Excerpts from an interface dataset

━━━━━━━━━━━━━━━━

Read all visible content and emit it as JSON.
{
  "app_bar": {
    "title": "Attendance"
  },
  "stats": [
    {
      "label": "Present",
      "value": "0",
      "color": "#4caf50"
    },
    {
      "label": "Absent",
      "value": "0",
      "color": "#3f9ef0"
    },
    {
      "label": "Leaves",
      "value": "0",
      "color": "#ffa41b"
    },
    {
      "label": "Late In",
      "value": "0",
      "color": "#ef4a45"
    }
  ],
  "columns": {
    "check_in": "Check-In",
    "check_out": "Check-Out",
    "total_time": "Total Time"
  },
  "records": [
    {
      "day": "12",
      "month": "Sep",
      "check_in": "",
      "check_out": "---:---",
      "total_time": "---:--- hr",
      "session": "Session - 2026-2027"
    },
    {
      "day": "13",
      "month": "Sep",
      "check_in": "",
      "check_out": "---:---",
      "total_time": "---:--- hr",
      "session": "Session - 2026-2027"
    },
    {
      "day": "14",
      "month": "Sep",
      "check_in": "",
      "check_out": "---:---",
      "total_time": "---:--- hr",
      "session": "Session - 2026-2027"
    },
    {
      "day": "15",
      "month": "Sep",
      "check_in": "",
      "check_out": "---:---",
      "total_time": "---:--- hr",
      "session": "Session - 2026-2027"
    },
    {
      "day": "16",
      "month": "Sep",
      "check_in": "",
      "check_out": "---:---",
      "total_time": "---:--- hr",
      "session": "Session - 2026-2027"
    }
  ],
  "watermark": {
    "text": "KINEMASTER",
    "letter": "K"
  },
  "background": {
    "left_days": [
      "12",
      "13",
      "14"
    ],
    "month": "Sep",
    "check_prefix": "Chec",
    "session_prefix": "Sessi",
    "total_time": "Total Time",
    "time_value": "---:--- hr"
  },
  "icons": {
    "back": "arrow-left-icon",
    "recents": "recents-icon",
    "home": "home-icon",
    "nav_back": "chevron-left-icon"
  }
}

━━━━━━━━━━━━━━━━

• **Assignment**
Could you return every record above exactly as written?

• **Answer to this exercise**
Read all visible content and emit it as JSON.
{
  "app_bar": {
    "title": "Attendance"
  },
  "stats": [
    {
      "label": "Present",
      "value": "0",
      "color": "#4caf50"
    },
    {
      "label": "Absent",
      "value": "0",
      "color": "#3f9ef0"
    },
    {
      "label": "Leaves",
      "value": "0",
      "color": "#ffa41b"
    },
    {
      "label": "Late In",
      "value": "0",
      "color": "#ef4a45"
    }
  ],
  "columns": {
    "check_in": "Check-In",
    "check_out": "Check-Out",
    "total_time": "Total Time"
  },
  "records": [
    {
      "day": "12",
      "month": "Sep",
      "check_in": "",
      "check_out": "---:---",
      "total_time": "---:--- hr",
      "session": "Session - 2026-2027"
    },
    {
      "day": "13",
      "month": "Sep",
      "check_in": "",
      "check_out": "---:---",
      "total_time": "---:--- hr",
      "session": "Session - 2026-2027"
    },
    {
      "day": "14",
      "month": "Sep",
      "check_in": "",
      "check_out": "---:---",
      "total_time": "---:--- hr",
      "session": "Session - 2026-2027"
    },
    {
      "day": "15",
      "month": "Sep",
      "check_in": "",
      "check_out": "---:---",
      "total_time": "---:--- hr",
      "session": "Session - 2026-2027"
    },
    {
      "day": "16",
      "month": "Sep",
      "check_in": "",
      "check_out": "---:---",
      "total_time": "---:--- hr",
      "session": "Session - 2026-2027"
    }
  ],
  "watermark": {
    "text": "KINEMASTER",
    "letter": "K"
  },
  "background": {
    "left_days": [
      "12",
      "13",
      "14"
    ],
    "month": "Sep",
    "check_prefix": "Chec",
    "session_prefix": "Sessi",
    "total_time": "Total Time",
    "time_value": "---:--- hr"
  },
  "icons": {
    "back": "arrow-left-icon",
    "recents": "recents-icon",
    "home": "home-icon",
    "nav_back": "chevron-left-icon"
  }
}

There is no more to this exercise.